© 2024 Connecticut Public

FCC Public Inspection Files:
WPKT · WRLI-FM · WEDW-FM · Public Files Contact
Play Live Radio
Next Up:
0:00 0:00
Available On Air Stations

Hartford's Deborah Chapel added to national list of endangered historic places

The Deborah Chapel, a building the city of Hartford is trying to save from demolition in court, has been added to a national list of endangered historic places.

The Hartford chapel being added to the National Trust for Historic Preservation's 11 Most Endangered Historic Places for 2022 comes as a win for local preservationists who have been working to save the building since 2018.

In a statement, Congregation Beth Israel, which owns the chapel and wants it demolished, said the building "has not been in use and has deteriorated and become a hazard."

Sara C. Bronin, a preservation expert, said the congregation willfully disinvested its resources in maintaining the chapel.

"Many cases of willful disinvestment occur in communities of color and low-income communities, just like the one that we're sitting in right now here in Frog Hollow," Bronin said. "Demolishing this chapel would be a blow to one of the very few manifestations of this particular moment in religious leadership."

Seri Worden, senior field director for the National Trust for Historic Preservation, said this list in particular highlights a wide range of cultures, histories and geographies across the U.S.

"The Deborah Chapel here behind me is threatened with demolition, and it is a rare and early American example of an intact Jewish funerary structure which embodies the strong leadership of women within the 19th century Jewish, religious and communal organizations," Worden said.

The city of Hartford is appealing a civil court decision that gives Congregation Beth Israel the ability to demolish the chapel. The city has until May 19 to submit its court response to the congregation.

Stand up for civility

This news story is funded in large part by Connecticut Public’s Members — listeners, viewers, and readers like you who value fact-based journalism and trustworthy information.

We hope their support inspires you to donate so that we can continue telling stories that inform, educate, and inspire you and your neighbors. As a community-supported public media service, Connecticut Public has relied on donor support for more than 50 years.
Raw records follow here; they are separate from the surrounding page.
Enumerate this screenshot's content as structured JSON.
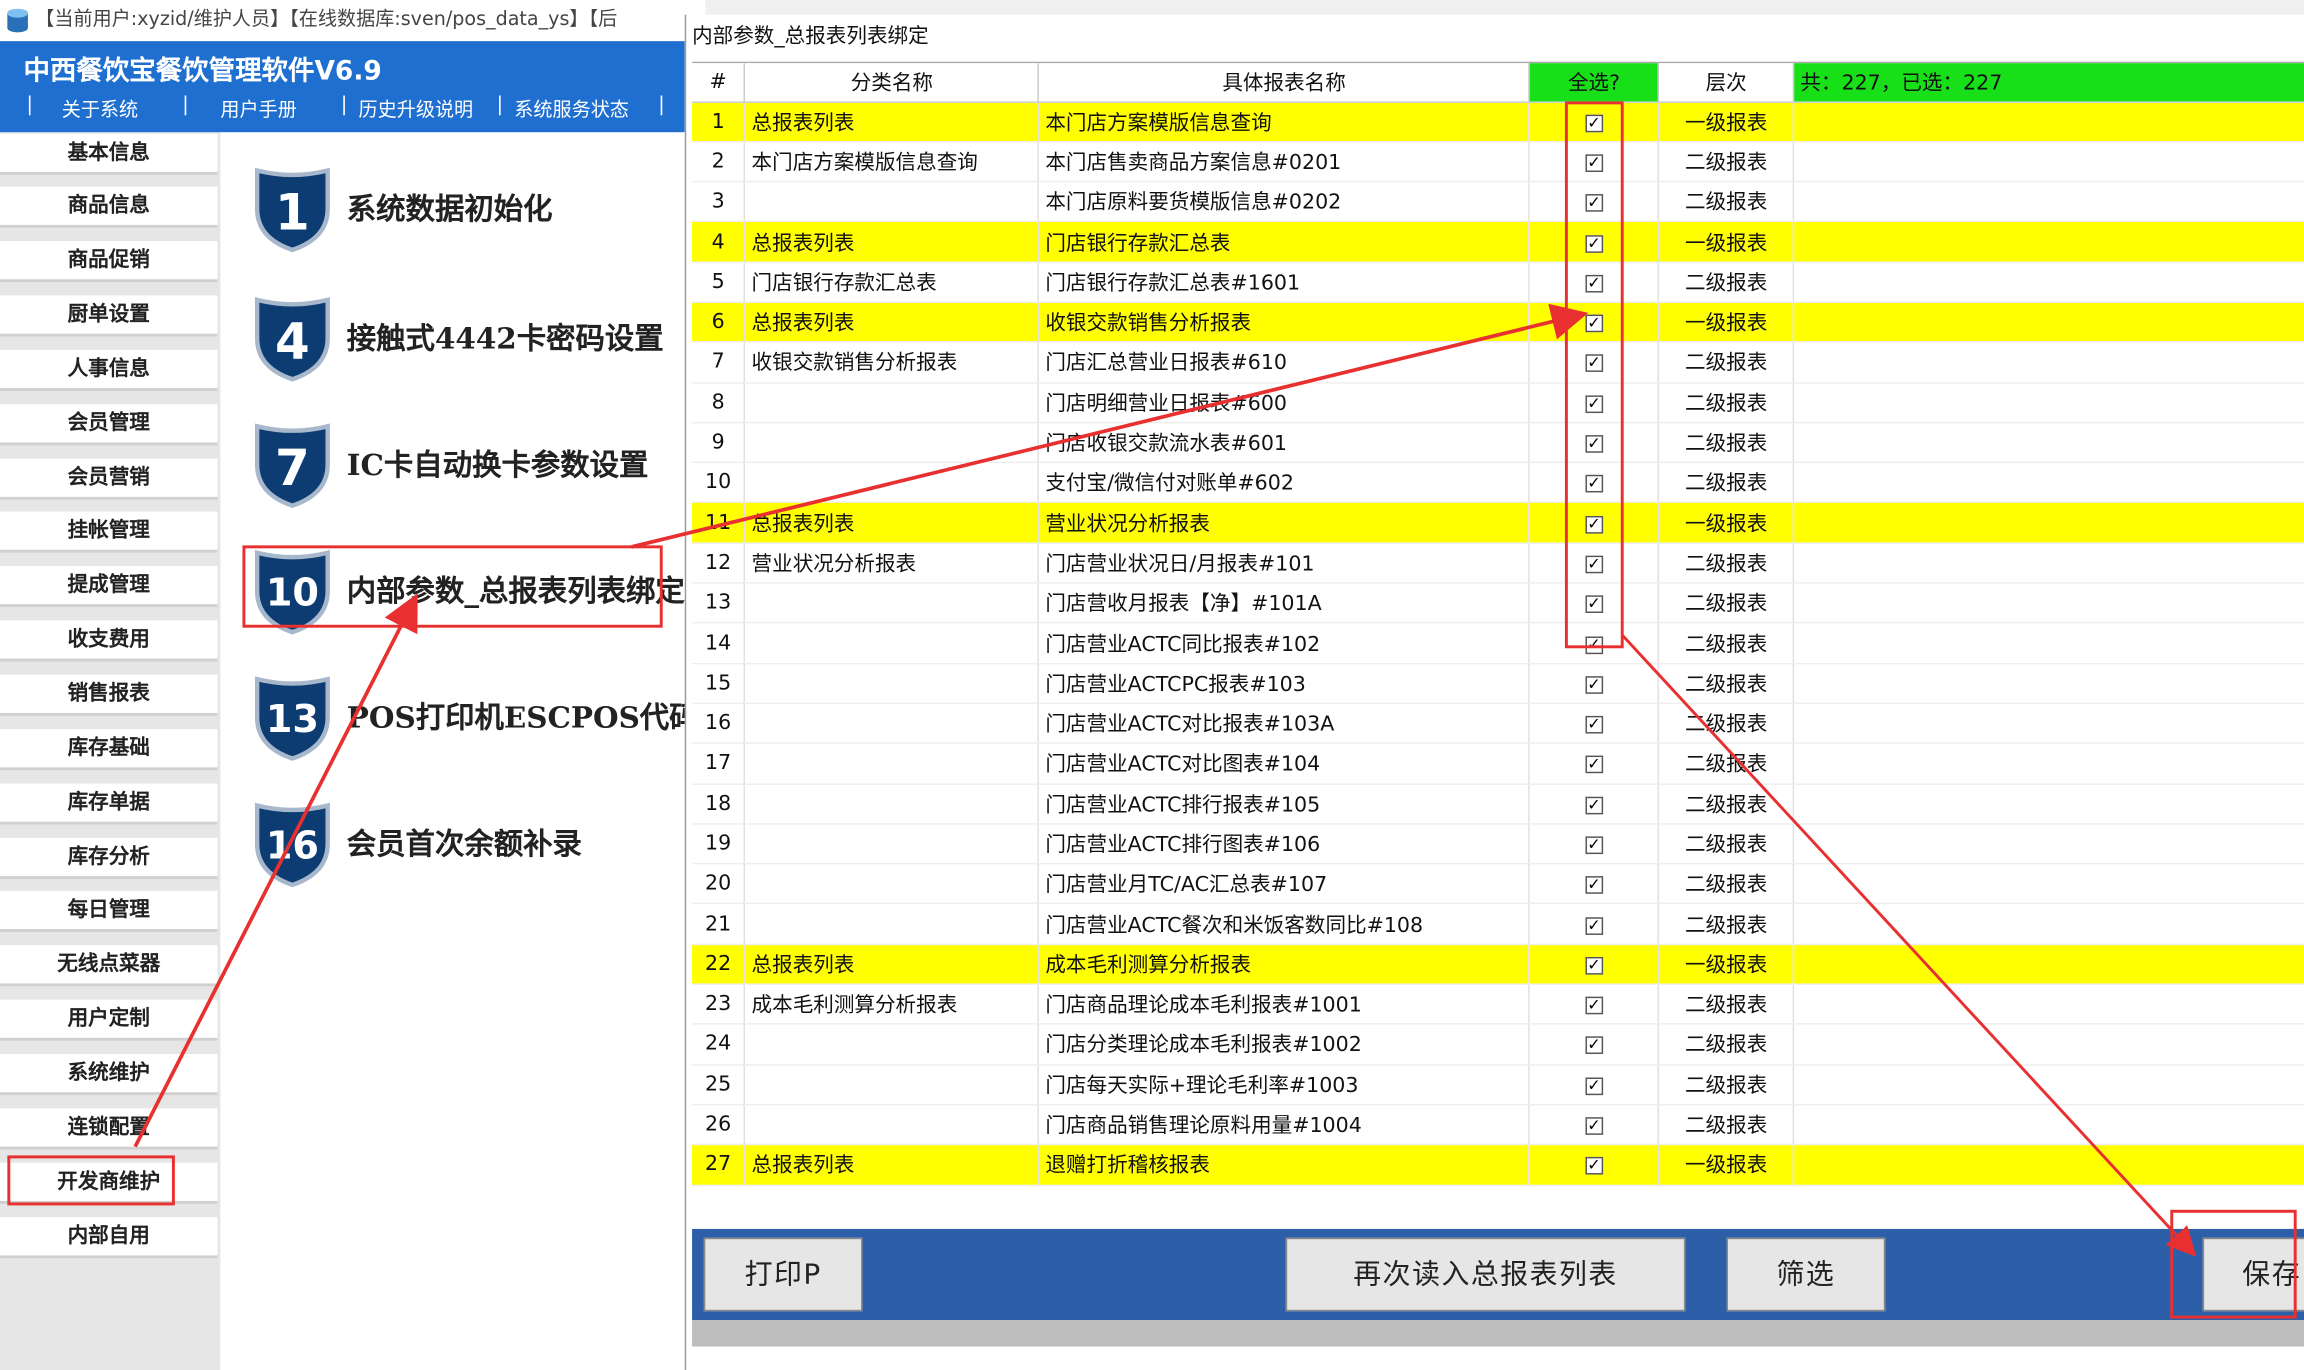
{
  "topbar": {
    "text": "【当前用户:xyzid/维护人员】【在线数据库:sven/pos_data_ys】【后"
  },
  "app": {
    "title": "中西餐饮宝餐饮管理软件V6.9"
  },
  "menu": {
    "items": [
      "关于系统",
      "用户手册",
      "历史升级说明",
      "系统服务状态"
    ],
    "separator": "|"
  },
  "sidebar": {
    "items": [
      "基本信息",
      "商品信息",
      "商品促销",
      "厨单设置",
      "人事信息",
      "会员管理",
      "会员营销",
      "挂帐管理",
      "提成管理",
      "收支费用",
      "销售报表",
      "库存基础",
      "库存单据",
      "库存分析",
      "每日管理",
      "无线点菜器",
      "用户定制",
      "系统维护",
      "连锁配置",
      "开发商维护",
      "内部自用"
    ],
    "selected": "开发商维护"
  },
  "functions": [
    {
      "num": "1",
      "label": "系统数据初始化"
    },
    {
      "num": "4",
      "label": "接触式4442卡密码设置"
    },
    {
      "num": "7",
      "label": "IC卡自动换卡参数设置"
    },
    {
      "num": "10",
      "label": "内部参数_总报表列表绑定"
    },
    {
      "num": "13",
      "label": "POS打印机ESCPOS代码表"
    },
    {
      "num": "16",
      "label": "会员首次余额补录"
    }
  ],
  "dialog": {
    "title": "内部参数_总报表列表绑定",
    "columns": {
      "num": "#",
      "category": "分类名称",
      "report": "具体报表名称",
      "select_all": "全选?",
      "level": "层次"
    },
    "stats": "共：227，已选：227",
    "check_mark": "✓",
    "rows": [
      {
        "n": "1",
        "cat": "总报表列表",
        "name": "本门店方案模版信息查询",
        "level": "一级报表"
      },
      {
        "n": "2",
        "cat": "本门店方案模版信息查询",
        "name": "本门店售卖商品方案信息#0201",
        "level": "二级报表"
      },
      {
        "n": "3",
        "cat": "",
        "name": "本门店原料要货模版信息#0202",
        "level": "二级报表"
      },
      {
        "n": "4",
        "cat": "总报表列表",
        "name": "门店银行存款汇总表",
        "level": "一级报表"
      },
      {
        "n": "5",
        "cat": "门店银行存款汇总表",
        "name": "门店银行存款汇总表#1601",
        "level": "二级报表"
      },
      {
        "n": "6",
        "cat": "总报表列表",
        "name": "收银交款销售分析报表",
        "level": "一级报表"
      },
      {
        "n": "7",
        "cat": "收银交款销售分析报表",
        "name": "门店汇总营业日报表#610",
        "level": "二级报表"
      },
      {
        "n": "8",
        "cat": "",
        "name": "门店明细营业日报表#600",
        "level": "二级报表"
      },
      {
        "n": "9",
        "cat": "",
        "name": "门店收银交款流水表#601",
        "level": "二级报表"
      },
      {
        "n": "10",
        "cat": "",
        "name": "支付宝/微信付对账单#602",
        "level": "二级报表"
      },
      {
        "n": "11",
        "cat": "总报表列表",
        "name": "营业状况分析报表",
        "level": "一级报表"
      },
      {
        "n": "12",
        "cat": "营业状况分析报表",
        "name": "门店营业状况日/月报表#101",
        "level": "二级报表"
      },
      {
        "n": "13",
        "cat": "",
        "name": "门店营收月报表【净】#101A",
        "level": "二级报表"
      },
      {
        "n": "14",
        "cat": "",
        "name": "门店营业ACTC同比报表#102",
        "level": "二级报表"
      },
      {
        "n": "15",
        "cat": "",
        "name": "门店营业ACTCPC报表#103",
        "level": "二级报表"
      },
      {
        "n": "16",
        "cat": "",
        "name": "门店营业ACTC对比报表#103A",
        "level": "二级报表"
      },
      {
        "n": "17",
        "cat": "",
        "name": "门店营业ACTC对比图表#104",
        "level": "二级报表"
      },
      {
        "n": "18",
        "cat": "",
        "name": "门店营业ACTC排行报表#105",
        "level": "二级报表"
      },
      {
        "n": "19",
        "cat": "",
        "name": "门店营业ACTC排行图表#106",
        "level": "二级报表"
      },
      {
        "n": "20",
        "cat": "",
        "name": "门店营业月TC/AC汇总表#107",
        "level": "二级报表"
      },
      {
        "n": "21",
        "cat": "",
        "name": "门店营业ACTC餐次和米饭客数同比#108",
        "level": "二级报表"
      },
      {
        "n": "22",
        "cat": "总报表列表",
        "name": "成本毛利测算分析报表",
        "level": "一级报表"
      },
      {
        "n": "23",
        "cat": "成本毛利测算分析报表",
        "name": "门店商品理论成本毛利报表#1001",
        "level": "二级报表"
      },
      {
        "n": "24",
        "cat": "",
        "name": "门店分类理论成本毛利报表#1002",
        "level": "二级报表"
      },
      {
        "n": "25",
        "cat": "",
        "name": "门店每天实际+理论毛利率#1003",
        "level": "二级报表"
      },
      {
        "n": "26",
        "cat": "",
        "name": "门店商品销售理论原料用量#1004",
        "level": "二级报表"
      },
      {
        "n": "27",
        "cat": "总报表列表",
        "name": "退赠打折稽核报表",
        "level": "一级报表"
      }
    ]
  },
  "buttons": {
    "print": "打印P",
    "reload": "再次读入总报表列表",
    "filter": "筛选",
    "save": "保存"
  },
  "colors": {
    "header_blue": "#1f6fd0",
    "highlight_yellow": "#ffff00",
    "select_green": "#18e018",
    "annotation_red": "#e83030",
    "button_bar": "#2c5fa8"
  }
}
Your donation today will allow us to continue this work on your behalf. Give today at any amount and join the 50,000 members who are building a better—and more civil—Connecticut to live, work, and play.

Related Content